Because Fond du Lac County lacks the long-term Hispanic presence that many larger cities have, it is likely that the Pew statistics understate the Spanish-dominance of our local Hispanic population. Most came within the last decade and many have not been in the U.S. long enough to achieve competence in English.
In general today’s Hispanic immigrants are following the pattern of earlier waves of immigrants. Typically, a high percentage of the members of the first generation who work outside the home become functional in English within about a decade. Those who stay in the home, typically women, may attain a lower level of competence. Their children, however, typically speak English better than their native language by the time they finish high school, and their children – the third generation, are almost always English dominant and may not speak their grandparents’ and parents’ first language at all. (There are local exceptions to this, such as in parts of Texas, California and Florida where Spanish speakers may be the dominant linguistic group, but these conditions do not pertain to Fond du Lac County.)
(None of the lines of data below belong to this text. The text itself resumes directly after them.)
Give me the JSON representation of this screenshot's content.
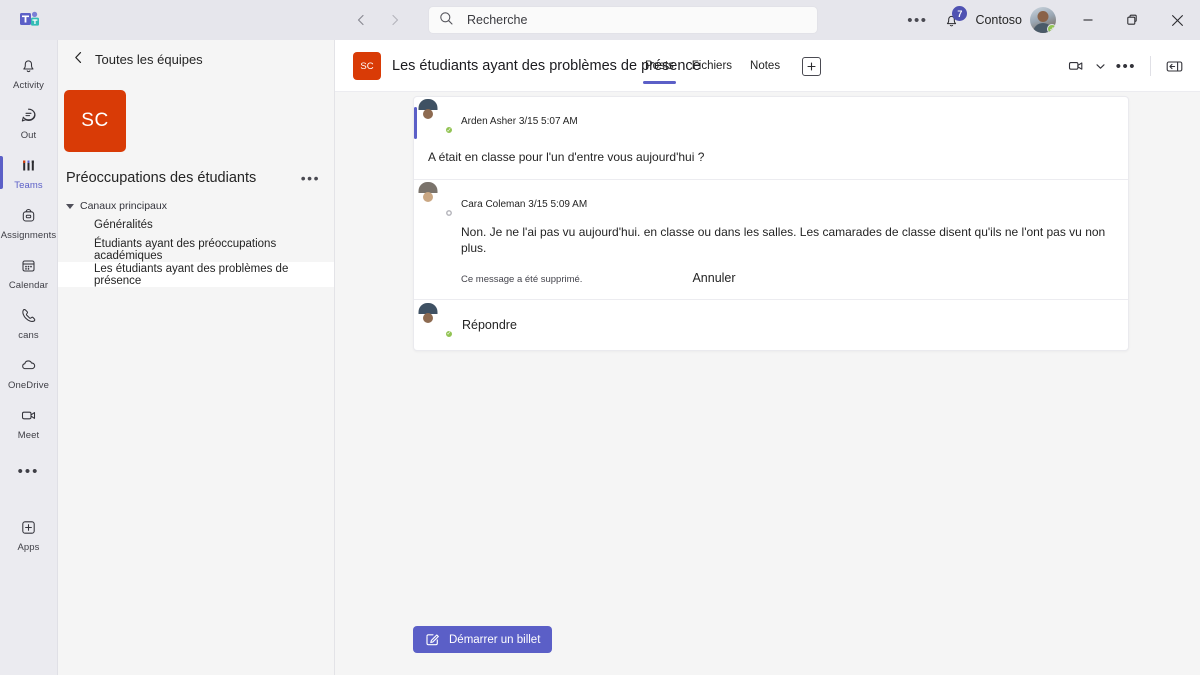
{
  "titlebar": {
    "logo_icon": "teams-logo-icon",
    "back_icon": "chevron-left-icon",
    "forward_icon": "chevron-right-icon",
    "search": {
      "placeholder": "Recherche",
      "value": "",
      "icon": "search-icon"
    },
    "more_icon": "ellipsis-icon",
    "notifications": {
      "icon": "bell-icon",
      "badge": "7"
    },
    "org_name": "Contoso",
    "avatar": {
      "name": "user-avatar",
      "presence": "available"
    },
    "window": {
      "minimize": "minimize-icon",
      "restore": "restore-icon",
      "close": "close-icon"
    }
  },
  "rail": {
    "items": [
      {
        "label": "Activity",
        "icon": "bell-icon",
        "active": false
      },
      {
        "label": "Out",
        "icon": "chat-icon",
        "active": false
      },
      {
        "label": "Teams",
        "icon": "teams-icon",
        "active": true
      },
      {
        "label": "Assignments",
        "icon": "backpack-icon",
        "active": false
      },
      {
        "label": "Calendar",
        "icon": "calendar-icon",
        "active": false
      },
      {
        "label": "cans",
        "icon": "phone-icon",
        "active": false
      },
      {
        "label": "OneDrive",
        "icon": "cloud-icon",
        "active": false
      },
      {
        "label": "Meet",
        "icon": "video-camera-icon",
        "active": false
      },
      {
        "label": "",
        "icon": "ellipsis-icon",
        "active": false
      },
      {
        "label": "Apps",
        "icon": "plus-box-icon",
        "active": false
      }
    ]
  },
  "panel": {
    "back_label": "Toutes les équipes",
    "back_icon": "chevron-left-icon",
    "team_avatar_initials": "SC",
    "team_name": "Préoccupations des étudiants",
    "team_more_icon": "ellipsis-icon",
    "group_label": "Canaux principaux",
    "group_chevron_icon": "chevron-down-icon",
    "channels": [
      {
        "label": "Généralités",
        "selected": false
      },
      {
        "label": "Étudiants ayant des préoccupations académiques",
        "selected": false
      },
      {
        "label": "Les étudiants ayant des problèmes de présence",
        "selected": true
      }
    ]
  },
  "channel_header": {
    "avatar_initials": "SC",
    "title": "Les étudiants ayant des problèmes de présence",
    "tabs": [
      {
        "label": "Posts",
        "active": true
      },
      {
        "label": "Fichiers",
        "active": false
      },
      {
        "label": "Notes",
        "active": false
      }
    ],
    "add_tab_icon": "plus-icon",
    "actions": {
      "meet_icon": "video-camera-icon",
      "meet_chevron_icon": "chevron-down-icon",
      "more_icon": "ellipsis-icon",
      "panel_icon": "open-panel-icon"
    }
  },
  "thread": {
    "posts": [
      {
        "author": "Arden Asher",
        "timestamp": "3/15 5:07 AM",
        "meta": "Arden Asher 3/15 5:07 AM",
        "body": "A était en classe pour l'un d'entre vous aujourd'hui ?",
        "presence": "available"
      },
      {
        "author": "Cara Coleman",
        "timestamp": "3/15 5:09 AM",
        "meta": "Cara Coleman 3/15 5:09 AM",
        "body": "Non. Je ne l'ai pas vu aujourd'hui. en classe ou dans les salles. Les camarades de classe disent qu'ils ne l'ont pas vu non plus.",
        "presence": "away"
      }
    ],
    "deleted_notice": "Ce message a été supprimé.",
    "undo_label": "Annuler",
    "reply_label": "Répondre"
  },
  "ticket_button": {
    "label": "Démarrer un billet",
    "icon": "compose-icon"
  },
  "colors": {
    "accent_purple": "#5b5fc7",
    "team_orange": "#d93b06",
    "titlebar_bg": "#e6e6ec",
    "rail_bg": "#ebebf0",
    "panel_bg": "#f5f5f5",
    "presence_green": "#92c353"
  }
}
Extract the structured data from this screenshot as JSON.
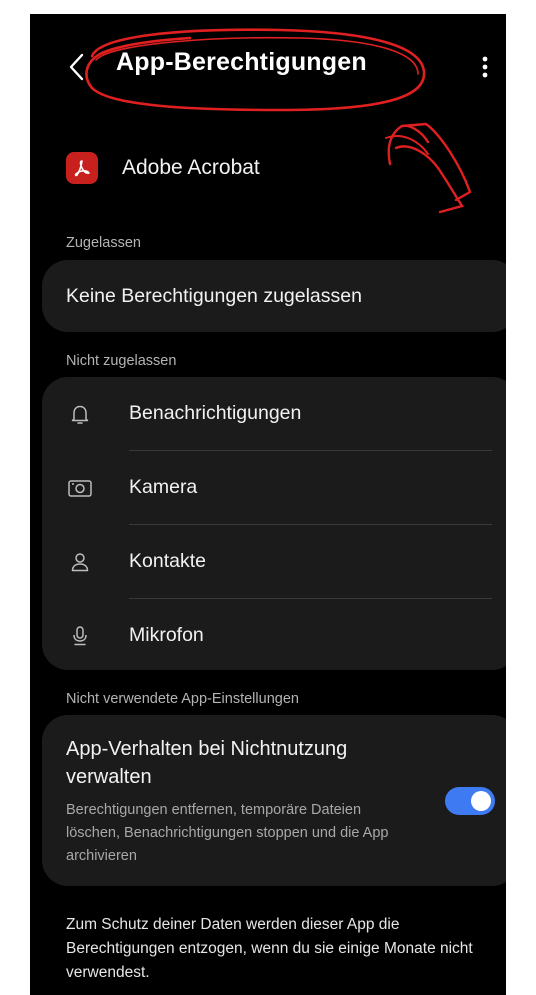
{
  "header": {
    "title": "App-Berechtigungen",
    "back_icon": "chevron-left-icon",
    "more_icon": "more-vertical-icon"
  },
  "app": {
    "name": "Adobe Acrobat",
    "icon": "adobe-acrobat-logo",
    "icon_color": "#c8201d"
  },
  "allowed": {
    "label": "Zugelassen",
    "empty_text": "Keine Berechtigungen zugelassen"
  },
  "denied": {
    "label": "Nicht zugelassen",
    "items": [
      {
        "label": "Benachrichtigungen",
        "icon": "bell-icon"
      },
      {
        "label": "Kamera",
        "icon": "camera-icon"
      },
      {
        "label": "Kontakte",
        "icon": "person-icon"
      },
      {
        "label": "Mikrofon",
        "icon": "microphone-icon"
      }
    ]
  },
  "unused": {
    "label": "Nicht verwendete App-Einstellungen",
    "title": "App-Verhalten bei Nichtnutzung verwalten",
    "description": "Berechtigungen entfernen, temporäre Dateien löschen, Benachrichtigungen stoppen und die App archivieren",
    "toggle_on": true,
    "toggle_color": "#3e7bf2"
  },
  "footer": {
    "note": "Zum Schutz deiner Daten werden dieser App die Berechtigungen entzogen, wenn du sie einige Monate nicht verwendest."
  },
  "colors": {
    "background": "#000000",
    "card": "#1b1b1b",
    "annotation": "#e02020"
  }
}
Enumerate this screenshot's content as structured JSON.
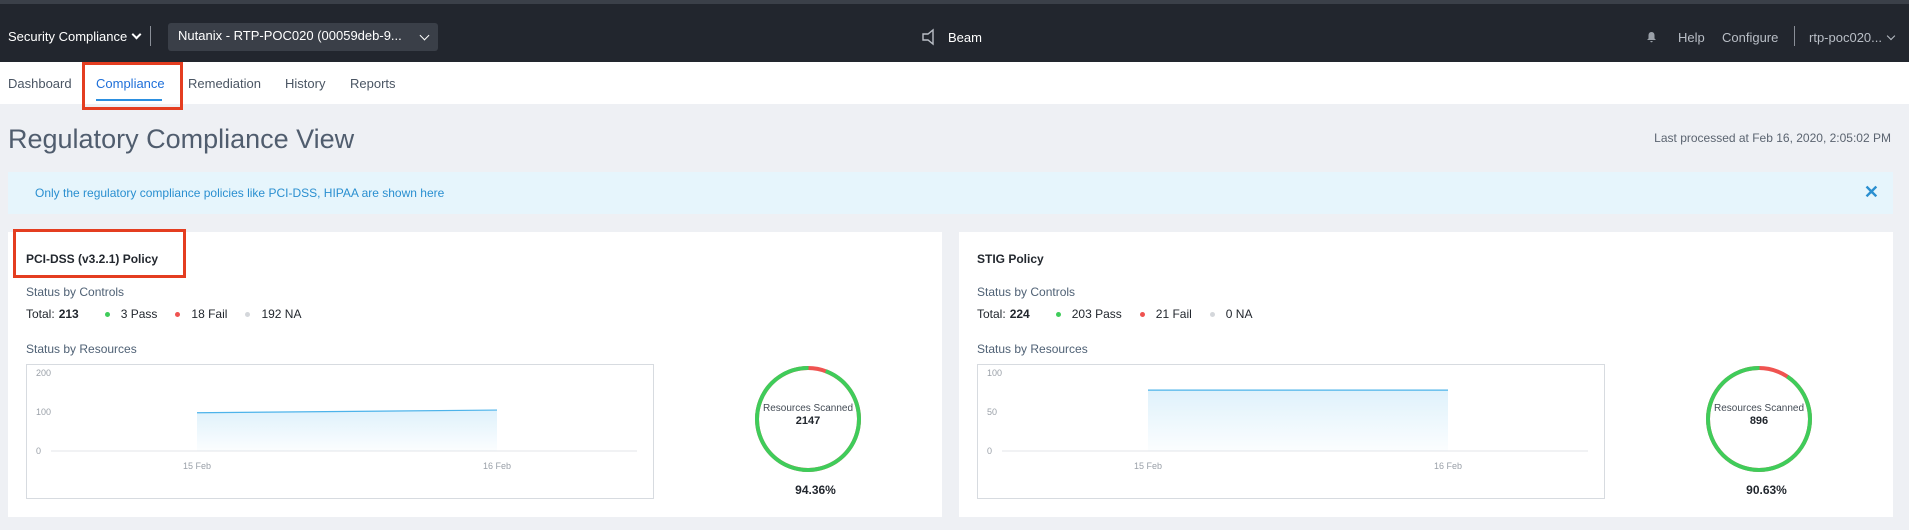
{
  "topbar": {
    "app_switcher": "Security Compliance",
    "account": "Nutanix - RTP-POC020 (00059deb-9...",
    "brand": "Beam",
    "help": "Help",
    "configure": "Configure",
    "user": "rtp-poc020..."
  },
  "tabs": [
    {
      "label": "Dashboard"
    },
    {
      "label": "Compliance",
      "active": true
    },
    {
      "label": "Remediation"
    },
    {
      "label": "History"
    },
    {
      "label": "Reports"
    }
  ],
  "page": {
    "title": "Regulatory Compliance View",
    "last_processed": "Last processed at Feb 16, 2020, 2:05:02 PM"
  },
  "banner": {
    "text": "Only the regulatory compliance policies like PCI-DSS, HIPAA are shown here",
    "close": "✕"
  },
  "colors": {
    "pass": "#3fcc5a",
    "fail": "#ef5350",
    "na": "#d4d7db",
    "line": "#4db3ea",
    "highlight": "#e43d20"
  },
  "policies": [
    {
      "title": "PCI-DSS (v3.2.1) Policy",
      "status_by_controls": "Status by Controls",
      "total_label": "Total:",
      "total": "213",
      "pass": "3 Pass",
      "fail": "18 Fail",
      "na": "192 NA",
      "status_by_resources": "Status by Resources",
      "resources_scanned_label": "Resources Scanned",
      "resources_scanned": "2147",
      "percent": "94.36%",
      "percent_value": 94.36,
      "chart_data": {
        "type": "area",
        "x": [
          "15 Feb",
          "16 Feb"
        ],
        "series": [
          {
            "values": [
              98,
              105
            ]
          }
        ],
        "ylim": [
          0,
          200
        ],
        "yticks": [
          "200",
          "100",
          "0"
        ]
      }
    },
    {
      "title": "STIG Policy",
      "status_by_controls": "Status by Controls",
      "total_label": "Total:",
      "total": "224",
      "pass": "203 Pass",
      "fail": "21 Fail",
      "na": "0 NA",
      "status_by_resources": "Status by Resources",
      "resources_scanned_label": "Resources Scanned",
      "resources_scanned": "896",
      "percent": "90.63%",
      "percent_value": 90.63,
      "chart_data": {
        "type": "area",
        "x": [
          "15 Feb",
          "16 Feb"
        ],
        "series": [
          {
            "values": [
              78,
              78
            ]
          }
        ],
        "ylim": [
          0,
          100
        ],
        "yticks": [
          "100",
          "50",
          "0"
        ]
      }
    }
  ]
}
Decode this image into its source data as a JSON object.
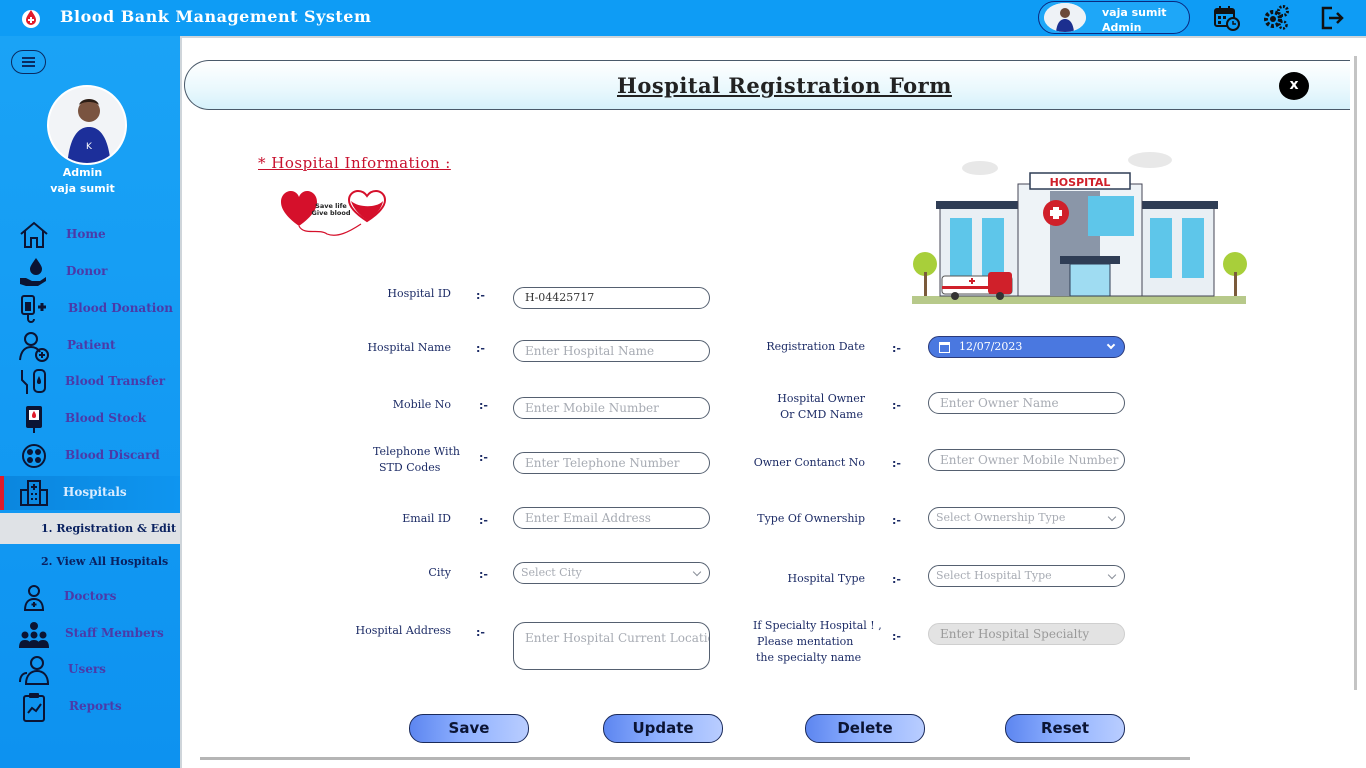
{
  "app": {
    "title": "Blood Bank Management System",
    "user_name": "vaja sumit",
    "user_role": "Admin"
  },
  "sidebar": {
    "profile_role": "Admin",
    "profile_name": "vaja sumit",
    "items": [
      {
        "label": "Home",
        "icon": "home-icon"
      },
      {
        "label": "Donor",
        "icon": "donor-icon"
      },
      {
        "label": "Blood Donation",
        "icon": "blood-donation-icon"
      },
      {
        "label": "Patient",
        "icon": "patient-icon"
      },
      {
        "label": "Blood Transfer",
        "icon": "blood-transfer-icon"
      },
      {
        "label": "Blood Stock",
        "icon": "blood-stock-icon"
      },
      {
        "label": "Blood Discard",
        "icon": "blood-discard-icon"
      },
      {
        "label": "Hospitals",
        "icon": "hospital-building-icon"
      },
      {
        "label": "Doctors",
        "icon": "doctor-icon"
      },
      {
        "label": "Staff Members",
        "icon": "staff-icon"
      },
      {
        "label": "Users",
        "icon": "users-icon"
      },
      {
        "label": "Reports",
        "icon": "reports-icon"
      }
    ],
    "subitems": [
      {
        "label": "1.  Registration & Edit"
      },
      {
        "label": "2.  View All Hospitals"
      }
    ]
  },
  "form": {
    "title": "Hospital Registration Form",
    "close_label": "x",
    "section_title": "* Hospital  Information  :",
    "hearts_text_1": "Save life",
    "hearts_text_2": "Give blood",
    "hospital_sign": "HOSPITAL",
    "colon": ":-",
    "labels": {
      "hospital_id": "Hospital  ID",
      "hospital_name": "Hospital Name",
      "mobile_no": "Mobile No",
      "telephone_1": "Telephone With",
      "telephone_2": "STD Codes",
      "email_id": "Email ID",
      "city": "City",
      "hospital_address": "Hospital Address",
      "registration_date": "Registration Date",
      "owner_1": "Hospital Owner",
      "owner_2": "Or CMD Name",
      "owner_contact": "Owner Contanct No",
      "ownership_type": "Type Of Ownership",
      "hospital_type": "Hospital Type",
      "specialty_1": "If Specialty Hospital ! ,",
      "specialty_2": "Please mentation",
      "specialty_3": "the specialty name"
    },
    "values": {
      "hospital_id": "H-04425717",
      "registration_date": "12/07/2023"
    },
    "placeholders": {
      "hospital_name": "Enter Hospital Name",
      "mobile_no": "Enter Mobile Number",
      "telephone": "Enter Telephone Number",
      "email": "Enter Email Address",
      "city": "Select City",
      "address": "Enter Hospital Current Location",
      "owner_name": "Enter Owner Name",
      "owner_mobile": "Enter Owner Mobile Number",
      "ownership_type": "Select Ownership Type",
      "hospital_type": "Select Hospital Type",
      "specialty": "Enter Hospital Specialty"
    },
    "buttons": {
      "save": "Save",
      "update": "Update",
      "delete": "Delete",
      "reset": "Reset"
    }
  },
  "colors": {
    "topbar": "#0e9cf5",
    "sidebar": "#1aa3f6",
    "active_marker": "#e01b2b",
    "section_title": "#c8102e",
    "date_field": "#4a78e0"
  }
}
Studies show that it takes most ELL students 7-10 years to achieve roughly grade level proficiency in academic English. Most ELL children sound conversationally proficient within a couple of years, but this masks shallow vocabularies. (Suarez-Orozco, Learning a New Land).
Nationwide, Mexicans have among the lowest levels of high school graduation and college attendance of any group. However, this may understate their academic attainments if parental education and income are taken into account. Second generation Mexican children, about one third of whom grow up living below the federal poverty level, usually exceed their parents’ level of education, frequently by a large margin.
What are some ways in which today’s Hispanic immigrants and the circumstances they face differ from earlier waves of immigration, and how might this affect assimilation, linguistic and otherwise?
Today’s Hispanic immigrants are mostly less educated than the average German immigrant was. A significant minority is highly educated, possessing advanced degrees or special skills. They may or may not find their credentials recognized by employers, however.
If Hispanic immigrants express great commitment to learning English and ensuring that their children learn it in school, nevertheless many parents are challenged to support their children’s linguistic development given their own limited education. On average, Hispanic children suffer a significant “achievement gap” in school compared with their white, native-born counterparts.
Today’s Hispanic immigrants face a far more restrictive immigration policy than was historically applied to Germans. Because the US in recent years has annually offered only 5000 visas for unskilled workers when the economy has generated roughly half a million low-skill jobs per year, many Hispanic workers have chosen to come illegally to get the jobs they know exist. Their undocumented status impedes assimilation on many levels, and in my experience correlates significantly with a failure to invest in learning English.
Today’s Hispanic immigrants – like all immigrants and native born Americans – face a very different economy than that found by earlier waves of immigrants. Gone are the opportunities to claim a homestead and farm with little start-up capital. Gone are many of the high-paying, low-skill factory jobs that propelled many European immigrants into the middle class. Today’s immigrants, as well as low-skill, less educated native-born, mainly have access to jobs that will not lead to economic security or social advancement in the short to medium term.